Start of Data to process

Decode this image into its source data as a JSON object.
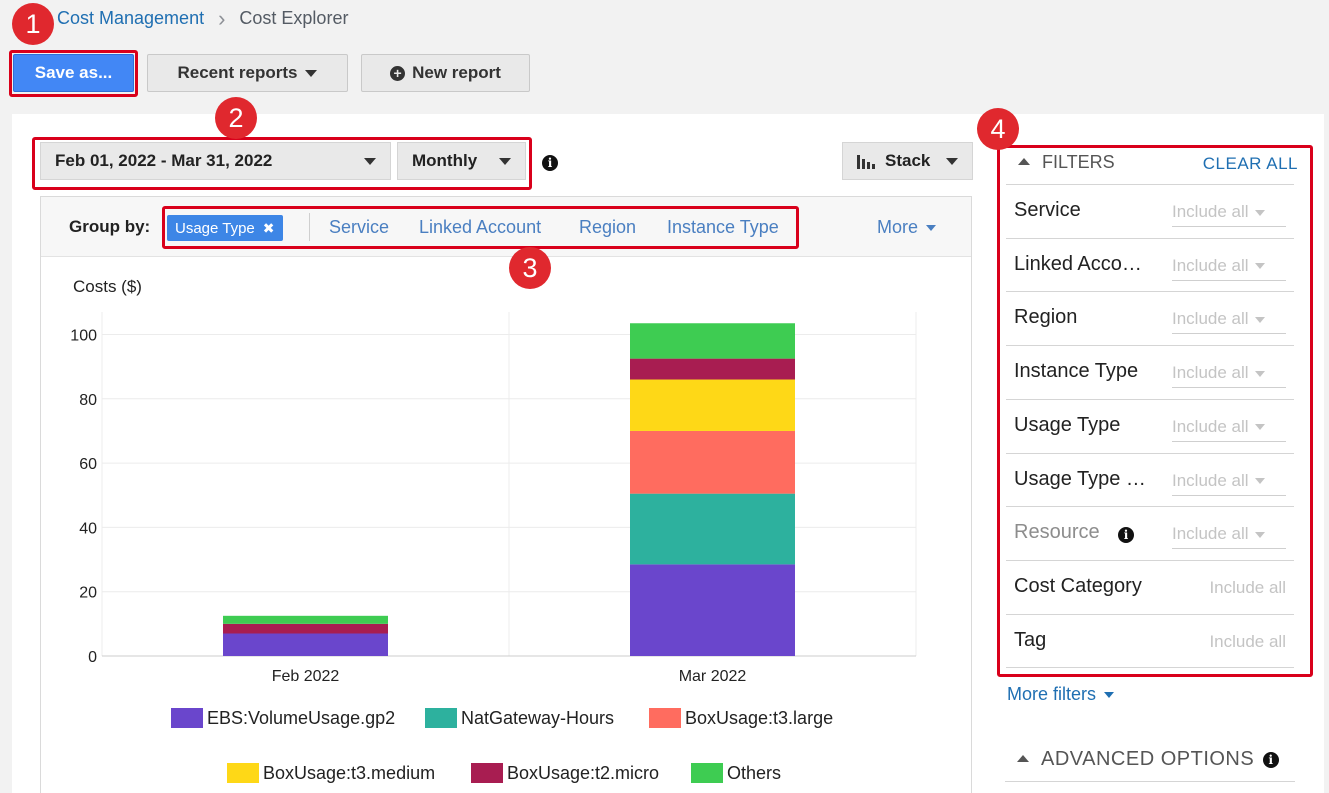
{
  "breadcrumb": {
    "parent": "Cost Management",
    "current": "Cost Explorer"
  },
  "toolbar": {
    "save_label": "Save as...",
    "recent_label": "Recent reports",
    "new_label": "New report"
  },
  "controls": {
    "date_range": "Feb 01, 2022 - Mar 31, 2022",
    "granularity": "Monthly",
    "chart_style": "Stack"
  },
  "group_by": {
    "label": "Group by:",
    "active_chip": "Usage Type",
    "options": [
      "Service",
      "Linked Account",
      "Region",
      "Instance Type"
    ],
    "more": "More"
  },
  "badges": [
    "1",
    "2",
    "3",
    "4"
  ],
  "chart_data": {
    "type": "bar",
    "stacked": true,
    "ylabel": "Costs ($)",
    "categories": [
      "Feb 2022",
      "Mar 2022"
    ],
    "yticks": [
      0,
      20,
      40,
      60,
      80,
      100
    ],
    "ylim": [
      0,
      107
    ],
    "grid": true,
    "legend_position": "bottom",
    "series": [
      {
        "name": "EBS:VolumeUsage.gp2",
        "color": "#6a46cc",
        "values": [
          7,
          28.5
        ]
      },
      {
        "name": "NatGateway-Hours",
        "color": "#2db19e",
        "values": [
          0,
          22
        ]
      },
      {
        "name": "BoxUsage:t3.large",
        "color": "#ff6c5f",
        "values": [
          0,
          19.5
        ]
      },
      {
        "name": "BoxUsage:t3.medium",
        "color": "#fed817",
        "values": [
          0,
          16
        ]
      },
      {
        "name": "BoxUsage:t2.micro",
        "color": "#a81d51",
        "values": [
          3,
          6.5
        ]
      },
      {
        "name": "Others",
        "color": "#3ecc52",
        "values": [
          2.5,
          11
        ]
      }
    ]
  },
  "filters": {
    "title": "FILTERS",
    "clear_all": "CLEAR ALL",
    "rows": [
      {
        "label": "Service",
        "value": "Include all"
      },
      {
        "label": "Linked Acco…",
        "value": "Include all"
      },
      {
        "label": "Region",
        "value": "Include all"
      },
      {
        "label": "Instance Type",
        "value": "Include all"
      },
      {
        "label": "Usage Type",
        "value": "Include all"
      },
      {
        "label": "Usage Type …",
        "value": "Include all"
      },
      {
        "label": "Resource",
        "value": "Include all"
      },
      {
        "label": "Cost Category",
        "value": "Include all"
      },
      {
        "label": "Tag",
        "value": "Include all"
      }
    ],
    "more_filters": "More filters",
    "advanced": "ADVANCED OPTIONS"
  }
}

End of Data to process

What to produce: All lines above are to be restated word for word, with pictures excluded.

Solution for this task:
Decode this image into its source data as a JSON object.
{
  "breadcrumb": {
    "parent": "Cost Management",
    "current": "Cost Explorer"
  },
  "toolbar": {
    "save_label": "Save as...",
    "recent_label": "Recent reports",
    "new_label": "New report"
  },
  "controls": {
    "date_range": "Feb 01, 2022 - Mar 31, 2022",
    "granularity": "Monthly",
    "chart_style": "Stack"
  },
  "group_by": {
    "label": "Group by:",
    "active_chip": "Usage Type",
    "options": [
      "Service",
      "Linked Account",
      "Region",
      "Instance Type"
    ],
    "more": "More"
  },
  "badges": [
    "1",
    "2",
    "3",
    "4"
  ],
  "chart_data": {
    "type": "bar",
    "stacked": true,
    "ylabel": "Costs ($)",
    "categories": [
      "Feb 2022",
      "Mar 2022"
    ],
    "yticks": [
      0,
      20,
      40,
      60,
      80,
      100
    ],
    "ylim": [
      0,
      107
    ],
    "grid": true,
    "legend_position": "bottom",
    "series": [
      {
        "name": "EBS:VolumeUsage.gp2",
        "color": "#6a46cc",
        "values": [
          7,
          28.5
        ]
      },
      {
        "name": "NatGateway-Hours",
        "color": "#2db19e",
        "values": [
          0,
          22
        ]
      },
      {
        "name": "BoxUsage:t3.large",
        "color": "#ff6c5f",
        "values": [
          0,
          19.5
        ]
      },
      {
        "name": "BoxUsage:t3.medium",
        "color": "#fed817",
        "values": [
          0,
          16
        ]
      },
      {
        "name": "BoxUsage:t2.micro",
        "color": "#a81d51",
        "values": [
          3,
          6.5
        ]
      },
      {
        "name": "Others",
        "color": "#3ecc52",
        "values": [
          2.5,
          11
        ]
      }
    ]
  },
  "filters": {
    "title": "FILTERS",
    "clear_all": "CLEAR ALL",
    "rows": [
      {
        "label": "Service",
        "value": "Include all"
      },
      {
        "label": "Linked Acco…",
        "value": "Include all"
      },
      {
        "label": "Region",
        "value": "Include all"
      },
      {
        "label": "Instance Type",
        "value": "Include all"
      },
      {
        "label": "Usage Type",
        "value": "Include all"
      },
      {
        "label": "Usage Type …",
        "value": "Include all"
      },
      {
        "label": "Resource",
        "value": "Include all"
      },
      {
        "label": "Cost Category",
        "value": "Include all"
      },
      {
        "label": "Tag",
        "value": "Include all"
      }
    ],
    "more_filters": "More filters",
    "advanced": "ADVANCED OPTIONS"
  }
}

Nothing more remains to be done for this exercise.